# [Exercise objective]
Only the lines of the data holding the string "check" need to be returned.

# [Records supplied]

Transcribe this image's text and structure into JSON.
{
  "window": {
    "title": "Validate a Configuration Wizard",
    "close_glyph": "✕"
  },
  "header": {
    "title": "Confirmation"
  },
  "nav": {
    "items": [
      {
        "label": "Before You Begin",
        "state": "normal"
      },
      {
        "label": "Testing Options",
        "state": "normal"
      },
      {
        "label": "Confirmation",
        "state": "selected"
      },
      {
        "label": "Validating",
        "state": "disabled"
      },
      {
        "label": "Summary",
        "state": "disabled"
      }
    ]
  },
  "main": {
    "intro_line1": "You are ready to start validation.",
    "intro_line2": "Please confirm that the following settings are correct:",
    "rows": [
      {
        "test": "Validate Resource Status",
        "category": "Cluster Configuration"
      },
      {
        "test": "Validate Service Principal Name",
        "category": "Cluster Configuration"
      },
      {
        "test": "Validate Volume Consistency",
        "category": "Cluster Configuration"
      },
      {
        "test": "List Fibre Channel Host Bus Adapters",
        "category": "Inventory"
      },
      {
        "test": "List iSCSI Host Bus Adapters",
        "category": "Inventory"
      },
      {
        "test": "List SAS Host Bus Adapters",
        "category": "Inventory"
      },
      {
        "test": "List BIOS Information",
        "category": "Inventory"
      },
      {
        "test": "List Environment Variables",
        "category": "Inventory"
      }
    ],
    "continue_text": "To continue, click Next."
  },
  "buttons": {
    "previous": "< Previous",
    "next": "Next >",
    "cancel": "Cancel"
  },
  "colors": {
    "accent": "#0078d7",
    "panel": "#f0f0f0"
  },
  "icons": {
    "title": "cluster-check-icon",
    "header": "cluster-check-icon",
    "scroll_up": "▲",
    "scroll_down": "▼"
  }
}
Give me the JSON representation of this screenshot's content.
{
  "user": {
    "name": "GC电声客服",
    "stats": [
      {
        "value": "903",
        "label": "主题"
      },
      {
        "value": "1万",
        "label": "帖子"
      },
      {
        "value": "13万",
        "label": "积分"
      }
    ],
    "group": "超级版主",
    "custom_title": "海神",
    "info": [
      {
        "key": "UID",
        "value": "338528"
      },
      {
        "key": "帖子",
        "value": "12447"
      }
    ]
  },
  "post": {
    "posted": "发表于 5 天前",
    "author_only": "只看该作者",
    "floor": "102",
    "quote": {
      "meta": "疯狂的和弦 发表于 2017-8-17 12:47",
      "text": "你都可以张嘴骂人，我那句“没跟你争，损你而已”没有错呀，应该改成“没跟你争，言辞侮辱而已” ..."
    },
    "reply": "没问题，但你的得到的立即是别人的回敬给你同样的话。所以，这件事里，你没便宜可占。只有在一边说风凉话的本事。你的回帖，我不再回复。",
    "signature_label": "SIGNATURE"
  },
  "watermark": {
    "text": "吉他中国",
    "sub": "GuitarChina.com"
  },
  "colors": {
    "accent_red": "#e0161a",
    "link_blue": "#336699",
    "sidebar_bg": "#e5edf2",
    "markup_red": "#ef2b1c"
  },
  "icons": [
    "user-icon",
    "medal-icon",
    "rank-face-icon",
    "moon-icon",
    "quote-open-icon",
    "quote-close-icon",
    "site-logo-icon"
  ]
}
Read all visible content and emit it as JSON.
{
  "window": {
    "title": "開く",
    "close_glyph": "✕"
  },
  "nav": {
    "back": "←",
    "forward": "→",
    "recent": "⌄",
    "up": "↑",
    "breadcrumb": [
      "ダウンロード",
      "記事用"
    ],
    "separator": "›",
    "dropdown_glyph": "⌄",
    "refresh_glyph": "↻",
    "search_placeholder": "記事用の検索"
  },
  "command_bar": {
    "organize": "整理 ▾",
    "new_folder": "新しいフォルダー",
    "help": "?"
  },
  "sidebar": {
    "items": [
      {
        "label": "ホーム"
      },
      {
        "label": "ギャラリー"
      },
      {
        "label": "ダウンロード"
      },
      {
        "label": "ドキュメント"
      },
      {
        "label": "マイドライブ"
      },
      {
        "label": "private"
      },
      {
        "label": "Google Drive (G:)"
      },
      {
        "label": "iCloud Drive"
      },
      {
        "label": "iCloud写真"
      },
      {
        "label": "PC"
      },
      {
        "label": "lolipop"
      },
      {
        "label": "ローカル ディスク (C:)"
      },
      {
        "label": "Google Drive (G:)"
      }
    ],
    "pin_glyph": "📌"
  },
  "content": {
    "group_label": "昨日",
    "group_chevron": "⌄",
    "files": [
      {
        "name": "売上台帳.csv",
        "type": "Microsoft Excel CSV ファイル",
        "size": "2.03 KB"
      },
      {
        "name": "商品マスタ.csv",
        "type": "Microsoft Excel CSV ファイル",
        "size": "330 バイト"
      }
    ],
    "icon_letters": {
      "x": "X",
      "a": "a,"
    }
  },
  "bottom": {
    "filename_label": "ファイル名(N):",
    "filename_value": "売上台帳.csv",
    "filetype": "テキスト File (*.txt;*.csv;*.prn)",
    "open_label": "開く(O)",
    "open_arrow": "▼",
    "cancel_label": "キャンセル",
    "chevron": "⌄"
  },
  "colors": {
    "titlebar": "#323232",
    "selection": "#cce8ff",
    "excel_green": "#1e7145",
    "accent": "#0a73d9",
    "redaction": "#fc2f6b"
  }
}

# [Written answer]
    "title": "cluster-check-icon",
    "header": "cluster-check-icon",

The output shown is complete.